The message one might receive from a radio could be completely different from that of a television. Therefore, as the rhetorician might try to convey a certain message out of a theory, the medium in which one receives this message, could be different from what the rhetorician was initially trying to send. Rhetoric was extremely fascinating to Marshall McLuhan, in the beginning of his career, starting with his thesis paper for his Masters, and then again later in his life. He saw rhetoric in everything. The five-part division was everywhere. (Gordon 273). Marshall McLuhan saw the link between rhetoric and the media as a solution to the mystery that life seemed to inhabit.
He stated in a letter to his friend, professor of philosophy Thomas Langan, I am looking into the supposed context which have been attributed to the pre-Socratics, and I suspect that they are non-existent. ((Molinero, McLuhan, and Toye 451). McLuhan’s mind was always open to the existence of new awareness in his study of rhetoric. His unorthodox theories on communications came from his ideas that the electronic media (especially television) have an impact that is more important than the material communicated. He also stressed the need to be aware of the changes in society by these media. Although he felt that books would soon become extinct, he wrote several, including; Understanding Media: The Extensions of Man (1964) and The Medium Is the Message: An Inventory of Effects (1967).

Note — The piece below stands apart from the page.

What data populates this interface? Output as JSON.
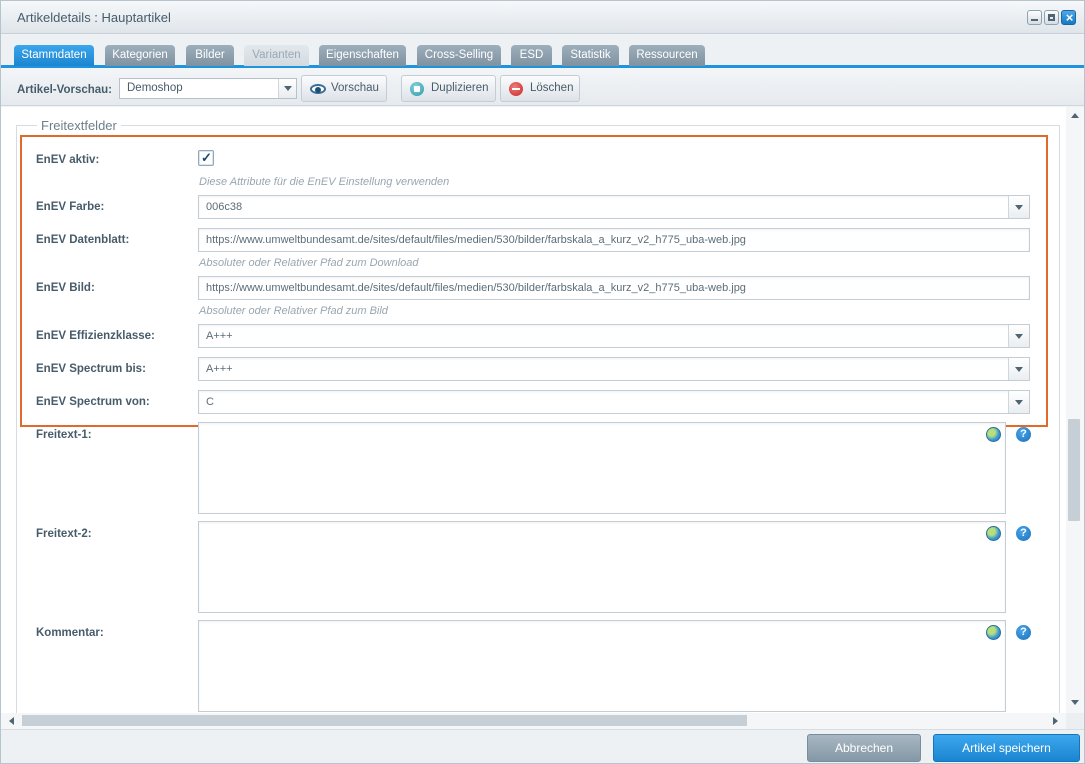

Marshall McLuhan argued that forms of communication such as writing, speech, printing, and broadcasting should not be viewed as neutral instruments carrying independent meaning. He actually proposed that these forms be considered technologies of the intellectual, active people in a process where the mind is formed, and after that, forms its own ideas out of that. His argument opened a new street of study which rephrased a large set of questions that had been in inquisition throughout history. Students of the arts were more likely to examine communication differently than that by social scientists. Art is usually correlated with one’s own distinct taste. McLuhan recognized that the new means available for producing and reproducing art would demand to create an entirely new way to analyze new art.
He sensed that society was operated not at a level of learned information or even circumstances. The media of communication affected society by changing the dominant instruments used in taste and feeling, by altering their forms into electronic devices. Marshall McLuhan is such an interesting figure of this century because he tried to explain the unexplainable. As he did this, he came up with new ideas that would influence human life for a long time. McLuhan’s philosophy can be summed up with his statement, For the historian of culture the matter of significance is not so much to determine the precise content of this teaching as to note how it functioned in the relation to the principles of grammar and rhetoric.
(Gordon 109) Philosophy.